RECORDS FOR THIS EXERCISE -
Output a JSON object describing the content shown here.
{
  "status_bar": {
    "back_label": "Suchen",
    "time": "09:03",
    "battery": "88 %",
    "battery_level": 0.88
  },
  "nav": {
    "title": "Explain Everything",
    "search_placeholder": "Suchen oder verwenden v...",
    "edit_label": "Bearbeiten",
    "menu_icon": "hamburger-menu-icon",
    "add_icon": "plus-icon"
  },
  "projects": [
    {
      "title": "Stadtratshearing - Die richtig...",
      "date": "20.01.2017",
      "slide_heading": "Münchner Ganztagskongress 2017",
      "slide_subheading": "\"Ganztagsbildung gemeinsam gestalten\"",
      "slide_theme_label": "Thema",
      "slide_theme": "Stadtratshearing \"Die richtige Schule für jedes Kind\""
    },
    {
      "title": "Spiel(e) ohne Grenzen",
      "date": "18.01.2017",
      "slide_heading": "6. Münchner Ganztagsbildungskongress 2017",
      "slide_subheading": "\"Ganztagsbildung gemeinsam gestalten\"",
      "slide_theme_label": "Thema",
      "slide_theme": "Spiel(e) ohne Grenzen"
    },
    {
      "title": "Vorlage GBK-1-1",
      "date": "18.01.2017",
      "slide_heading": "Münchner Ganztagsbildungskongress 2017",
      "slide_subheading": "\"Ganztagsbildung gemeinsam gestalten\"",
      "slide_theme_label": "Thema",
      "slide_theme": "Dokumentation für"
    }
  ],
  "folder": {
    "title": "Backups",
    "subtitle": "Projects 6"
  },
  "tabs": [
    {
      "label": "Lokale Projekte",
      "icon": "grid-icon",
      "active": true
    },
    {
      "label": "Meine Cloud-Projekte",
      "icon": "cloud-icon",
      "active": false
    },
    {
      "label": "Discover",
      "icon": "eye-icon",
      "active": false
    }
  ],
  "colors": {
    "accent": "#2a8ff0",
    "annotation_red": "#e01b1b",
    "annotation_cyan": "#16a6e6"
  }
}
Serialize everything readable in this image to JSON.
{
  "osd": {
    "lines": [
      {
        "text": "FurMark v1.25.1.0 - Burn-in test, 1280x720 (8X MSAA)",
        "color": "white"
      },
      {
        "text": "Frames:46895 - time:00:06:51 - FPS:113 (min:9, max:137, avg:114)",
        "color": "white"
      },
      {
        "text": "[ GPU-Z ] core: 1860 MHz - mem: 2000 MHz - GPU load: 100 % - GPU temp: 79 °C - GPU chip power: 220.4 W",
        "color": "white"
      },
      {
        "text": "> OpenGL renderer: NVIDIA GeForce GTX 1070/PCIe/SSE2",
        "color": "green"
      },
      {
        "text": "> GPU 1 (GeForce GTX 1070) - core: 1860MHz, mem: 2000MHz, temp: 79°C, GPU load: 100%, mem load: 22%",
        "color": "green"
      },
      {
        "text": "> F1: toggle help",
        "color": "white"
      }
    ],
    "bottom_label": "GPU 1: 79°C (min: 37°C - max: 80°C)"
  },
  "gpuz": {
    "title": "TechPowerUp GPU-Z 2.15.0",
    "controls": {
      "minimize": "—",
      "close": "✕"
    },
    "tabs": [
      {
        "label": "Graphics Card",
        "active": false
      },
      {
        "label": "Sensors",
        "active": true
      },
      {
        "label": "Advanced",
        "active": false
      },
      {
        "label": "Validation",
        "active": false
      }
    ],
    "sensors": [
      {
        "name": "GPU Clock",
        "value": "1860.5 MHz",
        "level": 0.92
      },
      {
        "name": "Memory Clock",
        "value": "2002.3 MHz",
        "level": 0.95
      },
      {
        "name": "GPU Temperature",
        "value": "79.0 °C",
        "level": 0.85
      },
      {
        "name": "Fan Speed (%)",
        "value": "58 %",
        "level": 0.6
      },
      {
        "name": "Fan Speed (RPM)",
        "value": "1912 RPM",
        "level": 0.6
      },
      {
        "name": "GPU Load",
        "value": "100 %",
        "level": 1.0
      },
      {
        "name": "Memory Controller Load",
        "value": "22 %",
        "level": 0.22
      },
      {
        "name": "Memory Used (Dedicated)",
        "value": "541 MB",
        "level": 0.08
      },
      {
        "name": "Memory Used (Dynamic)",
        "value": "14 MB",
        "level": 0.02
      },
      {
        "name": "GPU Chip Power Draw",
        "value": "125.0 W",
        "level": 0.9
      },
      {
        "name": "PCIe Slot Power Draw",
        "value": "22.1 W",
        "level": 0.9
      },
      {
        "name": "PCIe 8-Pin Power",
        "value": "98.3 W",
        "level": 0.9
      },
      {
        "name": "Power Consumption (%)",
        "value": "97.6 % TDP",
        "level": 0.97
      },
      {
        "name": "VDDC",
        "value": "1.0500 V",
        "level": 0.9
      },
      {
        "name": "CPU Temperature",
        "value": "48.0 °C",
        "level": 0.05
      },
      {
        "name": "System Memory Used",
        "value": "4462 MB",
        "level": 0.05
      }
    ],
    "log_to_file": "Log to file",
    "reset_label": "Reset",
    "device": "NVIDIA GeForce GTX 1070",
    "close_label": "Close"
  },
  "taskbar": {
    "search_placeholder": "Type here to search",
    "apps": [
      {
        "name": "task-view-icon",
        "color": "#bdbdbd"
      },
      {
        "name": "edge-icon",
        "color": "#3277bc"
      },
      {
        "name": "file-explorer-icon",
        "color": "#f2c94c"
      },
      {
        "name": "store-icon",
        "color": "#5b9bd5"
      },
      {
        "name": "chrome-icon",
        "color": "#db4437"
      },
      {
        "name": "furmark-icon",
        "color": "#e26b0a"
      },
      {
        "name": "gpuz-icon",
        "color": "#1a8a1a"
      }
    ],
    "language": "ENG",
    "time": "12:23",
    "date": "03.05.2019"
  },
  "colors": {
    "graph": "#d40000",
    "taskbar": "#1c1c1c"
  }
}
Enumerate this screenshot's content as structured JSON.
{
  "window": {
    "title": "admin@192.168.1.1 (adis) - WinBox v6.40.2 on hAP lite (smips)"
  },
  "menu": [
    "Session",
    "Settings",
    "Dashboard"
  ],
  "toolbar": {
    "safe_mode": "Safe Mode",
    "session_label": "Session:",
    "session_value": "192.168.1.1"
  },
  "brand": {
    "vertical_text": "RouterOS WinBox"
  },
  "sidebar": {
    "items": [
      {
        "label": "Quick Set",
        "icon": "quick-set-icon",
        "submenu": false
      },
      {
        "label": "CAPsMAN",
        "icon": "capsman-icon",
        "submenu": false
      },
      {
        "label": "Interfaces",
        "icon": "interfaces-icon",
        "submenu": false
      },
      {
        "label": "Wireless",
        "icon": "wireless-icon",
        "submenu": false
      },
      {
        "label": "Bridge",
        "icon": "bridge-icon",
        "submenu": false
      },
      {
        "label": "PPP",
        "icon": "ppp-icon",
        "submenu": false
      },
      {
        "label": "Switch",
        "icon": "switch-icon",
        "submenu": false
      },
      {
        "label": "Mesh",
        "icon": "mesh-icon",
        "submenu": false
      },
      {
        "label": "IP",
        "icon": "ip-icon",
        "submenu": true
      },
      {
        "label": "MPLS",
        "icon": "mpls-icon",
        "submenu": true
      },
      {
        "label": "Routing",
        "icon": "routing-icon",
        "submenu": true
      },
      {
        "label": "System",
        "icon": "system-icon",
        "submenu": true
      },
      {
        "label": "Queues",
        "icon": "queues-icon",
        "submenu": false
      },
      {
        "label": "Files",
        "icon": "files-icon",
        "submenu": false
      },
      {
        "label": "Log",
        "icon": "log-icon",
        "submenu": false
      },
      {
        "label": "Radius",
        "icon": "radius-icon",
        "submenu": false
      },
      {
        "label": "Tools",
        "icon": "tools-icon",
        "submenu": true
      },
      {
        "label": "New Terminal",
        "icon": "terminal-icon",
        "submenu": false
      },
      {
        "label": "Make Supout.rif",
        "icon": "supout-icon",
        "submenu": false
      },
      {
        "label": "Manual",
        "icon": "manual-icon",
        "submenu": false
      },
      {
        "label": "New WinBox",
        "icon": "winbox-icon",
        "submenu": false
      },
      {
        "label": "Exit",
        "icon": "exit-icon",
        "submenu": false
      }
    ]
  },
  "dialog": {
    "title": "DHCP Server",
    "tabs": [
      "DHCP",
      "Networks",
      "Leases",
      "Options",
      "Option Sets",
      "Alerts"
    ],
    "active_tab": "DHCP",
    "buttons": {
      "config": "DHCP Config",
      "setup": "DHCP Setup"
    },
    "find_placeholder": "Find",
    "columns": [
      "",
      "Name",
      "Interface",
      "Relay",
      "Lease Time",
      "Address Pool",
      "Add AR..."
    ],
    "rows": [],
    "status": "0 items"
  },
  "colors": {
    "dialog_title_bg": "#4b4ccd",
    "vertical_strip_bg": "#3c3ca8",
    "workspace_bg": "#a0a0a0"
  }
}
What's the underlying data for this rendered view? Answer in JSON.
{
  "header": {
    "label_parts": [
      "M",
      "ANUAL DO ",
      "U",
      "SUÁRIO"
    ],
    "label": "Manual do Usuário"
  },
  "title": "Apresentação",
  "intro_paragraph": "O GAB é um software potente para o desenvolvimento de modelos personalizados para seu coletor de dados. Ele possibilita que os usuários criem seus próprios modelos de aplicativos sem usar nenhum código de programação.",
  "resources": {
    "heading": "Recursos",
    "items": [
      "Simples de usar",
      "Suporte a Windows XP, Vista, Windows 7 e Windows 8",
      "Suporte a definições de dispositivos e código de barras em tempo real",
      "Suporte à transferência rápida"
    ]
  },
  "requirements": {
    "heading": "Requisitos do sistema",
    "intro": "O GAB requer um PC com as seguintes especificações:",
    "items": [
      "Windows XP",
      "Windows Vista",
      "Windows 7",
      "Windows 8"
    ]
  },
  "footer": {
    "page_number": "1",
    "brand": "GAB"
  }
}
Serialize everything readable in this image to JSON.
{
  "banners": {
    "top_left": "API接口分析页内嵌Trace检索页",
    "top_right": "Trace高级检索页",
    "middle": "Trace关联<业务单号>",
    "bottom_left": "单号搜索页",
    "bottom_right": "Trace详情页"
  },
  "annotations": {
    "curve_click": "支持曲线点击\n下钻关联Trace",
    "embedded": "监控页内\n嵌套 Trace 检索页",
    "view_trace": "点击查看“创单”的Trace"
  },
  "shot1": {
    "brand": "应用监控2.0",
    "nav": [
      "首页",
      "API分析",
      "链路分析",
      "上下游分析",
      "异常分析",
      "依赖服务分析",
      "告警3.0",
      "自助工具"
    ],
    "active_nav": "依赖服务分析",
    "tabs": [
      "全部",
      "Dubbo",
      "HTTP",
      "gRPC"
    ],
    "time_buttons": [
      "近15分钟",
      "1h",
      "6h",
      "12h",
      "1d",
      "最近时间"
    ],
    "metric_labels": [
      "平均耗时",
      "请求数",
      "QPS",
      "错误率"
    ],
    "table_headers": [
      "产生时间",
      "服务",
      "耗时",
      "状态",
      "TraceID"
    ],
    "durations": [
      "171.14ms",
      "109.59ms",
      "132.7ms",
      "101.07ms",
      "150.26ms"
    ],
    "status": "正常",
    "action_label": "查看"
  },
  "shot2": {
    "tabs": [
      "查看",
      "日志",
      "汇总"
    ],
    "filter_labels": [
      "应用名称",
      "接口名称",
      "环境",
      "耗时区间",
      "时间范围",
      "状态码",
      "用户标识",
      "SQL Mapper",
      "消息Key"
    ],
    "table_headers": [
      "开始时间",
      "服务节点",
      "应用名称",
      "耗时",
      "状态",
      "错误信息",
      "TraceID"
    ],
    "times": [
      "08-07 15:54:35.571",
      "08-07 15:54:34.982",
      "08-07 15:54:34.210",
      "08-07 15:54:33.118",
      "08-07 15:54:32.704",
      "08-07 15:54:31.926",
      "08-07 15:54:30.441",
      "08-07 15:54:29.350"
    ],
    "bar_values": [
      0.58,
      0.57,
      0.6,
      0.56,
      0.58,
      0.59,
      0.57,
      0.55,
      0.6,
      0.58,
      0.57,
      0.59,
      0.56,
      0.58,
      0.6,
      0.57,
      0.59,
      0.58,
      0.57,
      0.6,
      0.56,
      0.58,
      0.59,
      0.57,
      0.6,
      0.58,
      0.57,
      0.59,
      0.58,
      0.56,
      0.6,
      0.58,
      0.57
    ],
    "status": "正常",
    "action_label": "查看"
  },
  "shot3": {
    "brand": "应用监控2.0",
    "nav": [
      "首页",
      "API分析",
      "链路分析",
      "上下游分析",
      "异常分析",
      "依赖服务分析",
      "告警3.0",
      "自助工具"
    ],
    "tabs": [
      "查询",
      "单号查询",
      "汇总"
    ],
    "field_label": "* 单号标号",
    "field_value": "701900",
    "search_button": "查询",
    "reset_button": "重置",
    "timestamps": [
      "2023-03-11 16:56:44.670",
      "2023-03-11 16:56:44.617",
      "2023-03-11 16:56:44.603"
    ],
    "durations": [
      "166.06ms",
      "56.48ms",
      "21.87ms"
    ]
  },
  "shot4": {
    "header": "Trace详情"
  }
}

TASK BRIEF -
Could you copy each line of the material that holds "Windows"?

TASK RESPONSE -
      "Suporte a Windows XP, Vista, Windows 7 e Windows 8",
      "Windows XP",
      "Windows Vista",
      "Windows 7",
      "Windows 8"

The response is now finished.